When I was in undergrad, I was all about confessional poetry. All about writing about my period, and guys I had dated, and beer I had drunk, and my relationship with my mother, places I had traveled, and eggs I had eaten and what the eggs I had eaten had looked like.
Surprisingly, my poetry was not good. My workshop group gave me lots of nice comments, because I think everyone was too nervous to really be honest. But really what they were probably thinking was, “Why is this girl so self-obsessed and weird? Does she really think we care about this?”
When I started my MFA program, I turned in some old poems for the first couple of workshops, and I usually drove home after class crying. People were honest, yes, but also honestly mean. They should have said, “Good girl!” over my line breaks and then given me a delicious biscotti for each “Good girl!” thing. They should not have told me that parts of my poem seemed disconnected from the rest, that I kept lapsing into pretty nonsense, that my voice seemed disjointed.
Then I wrote a new poem, one about my dead grandfather (John Bensko said that every poet should only have one grandparent poem per lifetime. I’ve used up mine already. I’m still so young!). Since I’d been beaten with “THIS DOESN’T MAKE SENSE!” in nearly every workshop, I decided to focus on realism. I was going to make it as real and honest as possible, which is really the qualification of confessional poetry.

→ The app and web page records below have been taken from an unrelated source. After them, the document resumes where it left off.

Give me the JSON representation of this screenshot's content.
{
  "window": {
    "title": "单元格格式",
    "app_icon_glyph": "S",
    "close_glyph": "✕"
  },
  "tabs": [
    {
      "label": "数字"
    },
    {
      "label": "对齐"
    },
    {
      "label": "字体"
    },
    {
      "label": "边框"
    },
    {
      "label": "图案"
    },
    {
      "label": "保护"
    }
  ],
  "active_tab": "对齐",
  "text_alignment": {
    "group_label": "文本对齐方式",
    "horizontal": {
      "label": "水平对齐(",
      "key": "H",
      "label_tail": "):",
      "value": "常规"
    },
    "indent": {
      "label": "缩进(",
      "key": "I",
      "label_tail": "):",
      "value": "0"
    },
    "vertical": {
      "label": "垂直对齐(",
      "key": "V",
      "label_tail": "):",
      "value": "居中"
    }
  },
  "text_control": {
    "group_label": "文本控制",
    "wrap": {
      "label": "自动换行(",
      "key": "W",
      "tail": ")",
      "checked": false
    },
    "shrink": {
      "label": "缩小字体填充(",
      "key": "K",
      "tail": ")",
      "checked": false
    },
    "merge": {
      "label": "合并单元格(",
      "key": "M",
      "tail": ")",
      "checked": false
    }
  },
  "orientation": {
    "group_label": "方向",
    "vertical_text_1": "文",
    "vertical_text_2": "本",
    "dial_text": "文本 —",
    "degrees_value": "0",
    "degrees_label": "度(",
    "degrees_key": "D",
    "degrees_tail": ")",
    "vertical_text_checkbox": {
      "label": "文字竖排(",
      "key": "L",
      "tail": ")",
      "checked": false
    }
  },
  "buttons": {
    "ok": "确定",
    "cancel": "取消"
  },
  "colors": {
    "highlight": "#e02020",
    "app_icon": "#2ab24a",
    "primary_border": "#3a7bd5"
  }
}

Here I am, confessing about this relationship with a grandfather I never really knew, which means I told it exactly like it was. I only saw him on the odd holiday my family and I went to visit him and my grandmother because we lived several states away and could only fly. My grandfather had worked in a GM plant for 40+ years and had lost his hearing because of it. He wore a hearing aid, but whenever he wanted to tune out his whiny wife and 5 whiny daughters, he just turned it off and blissfully went along with his business. By the time I had things to really talk to him about, the hearing aids couldn’t make up for the extent of his hearing loss. We couldn’t talk, but he did play around with me. He grew out his pinky nail and would always waggle it at me and say in a high-pitched voice, “laddddyyyyy finnnggggeeerrrr!” At 5, I found this hysterical, but he continued to do it until I was 19 because that’s all we had together. By the time I was in college and my grandmother had had to put him in a nursing home because he could no longer walk, I knew only to brag to him about myself, to tell him about my accomplishments in college, which I’d write on a white board and then hand to him. He’d nod and smile, and just as quickly zone out and call me by my dead aunt’s name.

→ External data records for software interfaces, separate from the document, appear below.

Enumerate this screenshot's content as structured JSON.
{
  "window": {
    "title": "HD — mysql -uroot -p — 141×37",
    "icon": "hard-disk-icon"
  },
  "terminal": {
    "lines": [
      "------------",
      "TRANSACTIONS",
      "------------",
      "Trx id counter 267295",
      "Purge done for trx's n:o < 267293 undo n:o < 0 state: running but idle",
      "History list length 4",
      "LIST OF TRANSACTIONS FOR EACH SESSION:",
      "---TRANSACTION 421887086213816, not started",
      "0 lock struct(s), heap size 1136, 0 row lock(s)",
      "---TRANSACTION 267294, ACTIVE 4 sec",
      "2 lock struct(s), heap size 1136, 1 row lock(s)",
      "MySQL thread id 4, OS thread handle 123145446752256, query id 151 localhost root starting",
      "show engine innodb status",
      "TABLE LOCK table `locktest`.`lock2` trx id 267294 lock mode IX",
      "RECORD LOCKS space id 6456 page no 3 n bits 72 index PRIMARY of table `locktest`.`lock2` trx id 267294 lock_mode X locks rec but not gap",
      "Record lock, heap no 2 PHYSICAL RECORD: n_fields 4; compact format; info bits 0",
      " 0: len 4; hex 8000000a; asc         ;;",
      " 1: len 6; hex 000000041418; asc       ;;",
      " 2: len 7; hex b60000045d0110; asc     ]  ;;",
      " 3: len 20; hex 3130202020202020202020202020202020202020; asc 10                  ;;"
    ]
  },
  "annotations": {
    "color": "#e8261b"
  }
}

So, I wrote the poem, and my workshop group demanded I write more about the relationship. When I finally was allowed to speak, I said, “But that’s all there is! If I added anything else, it’d be a lie.” And Bensko deftly said, “This isn’t nonfiction! This is poetry! You don’t have to stick to the truth!” He was right. Poetry is about emotional truth, not the truth of details. We poets search to create an emotional center and if we choose to include lots of details just because that’s how it “was,” it usually ends up taking away from that emotional center. I believe strongly in allowing my own life to influence my work or “trigger” it (thanks to Richard Hugo’s The Triggering Town), but I have to choose to give up the limitation of sticking to “the truth.” I have to choose to focus on whatever emotion arises out of the poem.
Are you a confessional poet? Why or why not? How do you stick to the truth or do you instead keep your distance?